Tokyo Gaijin 0 Komaba WMM 12
Another year, another final, another disappointment.
Despite a sterling first-half effort into the wind against the overwhelming favourites – in two years and eight matches of Tokyo Cup rugby, Komaba WMM had not failed to post 50 points in a game – Tokyo Gaijin eventually succumbed to some elusive running and, perhaps, a degree of over-confidence that resulted from the monumental first 40.
Playing into what Bill McLaren might have called an “evil, blustery, will-o-the-wisp breeze” (Scotland V France, Murrayfield, 1990, 21-0, thanks for coming, Jacques), Tokyo Gaijin toiled bravely, the forwards once again proving themselves the best in the division and the backs managing to snuff out rogue attacks down the flanks. The tight five were again immense. Clarke, Hughes, Sauco, Suyama, and Pearson battered their opposites so comprehensively in the scrums and mauls that it was almost possible to feel sympathy for them. IF YA SOFT!!!!
Out in the backs, Shadow Roy, Jyoh Iwasaki, and Richard Beard adopted a thou shalt not pass attitude that served the side well and threatened on occasion to boil-over in the face of a referee who had a propensity to forget that rugby is a contact sport. Unfortunately, he didn’t forget to leave his whistle at home and seized on every possible opportunity to use it whenever Tokyo Gaijin looked like they might hurt someone. However, even the half-time penalty count (4-11 against) couldn’t dampen spirits. Turning at the second-half 0-0 to play with the wind, Gaijin could be forgiven for thinking that last year’s final loss was firmly behind them.
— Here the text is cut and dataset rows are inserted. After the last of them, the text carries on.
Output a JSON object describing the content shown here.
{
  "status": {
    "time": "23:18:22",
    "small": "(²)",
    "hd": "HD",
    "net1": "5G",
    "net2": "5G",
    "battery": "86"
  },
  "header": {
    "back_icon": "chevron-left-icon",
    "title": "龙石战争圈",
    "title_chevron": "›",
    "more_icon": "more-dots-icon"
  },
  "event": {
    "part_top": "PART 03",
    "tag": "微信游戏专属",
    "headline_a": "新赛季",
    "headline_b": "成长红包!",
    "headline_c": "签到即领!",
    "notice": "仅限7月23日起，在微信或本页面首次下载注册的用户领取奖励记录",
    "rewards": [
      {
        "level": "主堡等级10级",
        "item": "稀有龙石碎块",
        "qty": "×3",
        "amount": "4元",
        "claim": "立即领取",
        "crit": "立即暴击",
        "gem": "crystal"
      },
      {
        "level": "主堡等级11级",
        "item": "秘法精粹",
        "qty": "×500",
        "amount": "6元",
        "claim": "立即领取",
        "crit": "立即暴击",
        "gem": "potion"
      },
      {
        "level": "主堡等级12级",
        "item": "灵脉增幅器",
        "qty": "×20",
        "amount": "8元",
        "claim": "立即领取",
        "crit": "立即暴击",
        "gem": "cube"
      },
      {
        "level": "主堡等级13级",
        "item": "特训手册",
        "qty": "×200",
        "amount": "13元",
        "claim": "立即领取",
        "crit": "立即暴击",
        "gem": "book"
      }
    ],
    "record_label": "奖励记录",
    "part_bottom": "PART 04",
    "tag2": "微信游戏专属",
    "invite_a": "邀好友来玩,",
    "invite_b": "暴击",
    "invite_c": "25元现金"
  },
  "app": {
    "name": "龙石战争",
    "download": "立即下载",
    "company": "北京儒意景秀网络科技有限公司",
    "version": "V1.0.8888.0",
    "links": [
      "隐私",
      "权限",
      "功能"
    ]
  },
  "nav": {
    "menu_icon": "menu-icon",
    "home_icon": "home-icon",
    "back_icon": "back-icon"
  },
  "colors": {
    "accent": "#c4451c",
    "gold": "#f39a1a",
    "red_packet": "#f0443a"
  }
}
Sadly, t’was not to be. With Komaba’s backline impenetrable and their forwards regaining some composure, they grabbed a lion’s share of second-half ball. In tight matches like these, it is often lapses in concentration that turn the game and so it proved. Komaba scored both of their tries in a 10-minute spell. The first emanated from inside their own half with a counter-attack that began with a pass that was forward enough for the referee to shape to put the whistle to his lips before generously changing his mind for the good of free-flowing rugby…Anyway, with some outrageous side-stepping and swift running, they scored in the corner. Beautiful to watch. Then they did it again in the same corner. Not feeling so beautiful.
Gaijin fought back feverishly to create their two best opportunities of the match. The first was spurned five metres out when someone we shall, in the interests of decorum, call Stef Bell looked up to see glory in the form of the tryline, then looked down to see the ball slipping from his hands and onto the turf. The second was when Shadow Roy attempted brilliance: stepping devilishly and shovelling tacklers out of his path he squeezed his way over the line, only to watch the ghost of Stef Bell relieve him of the pill. Game over.
0-12 but a result that even Joffa Harris – not normally a man who takes losing in particularly good faith – claims to have been proud of. And promotion to division two for next year.
Another campaign draws to a close with perennial, heartfelt thanks to all those helpers and supporters who made our promotion possible: Kumiko, Kyoko 1, Kyoko 2, Melissa, Takako, Hiroko, Linesman Jerry (beer, mmm), Aaron, Paul, Ayako 2, Emi, Takeno, and Mizue. Extra-specials to the ever-present manager Ayako 1, and medic Shino. And a hearty thanks to Joffa Harris, Takeshi Takeda and Takashi Mutou who do lots of stuff that enable us to actually get on the field for this competition.
Editor’s Note: Chuckie ‘Jock’ Laing is leaving us to pursue a life of truth in his glen near McAuckland. Thanks for the reports, Chuckie, and good luck. Oh, and hope the knee gets better. Och aye.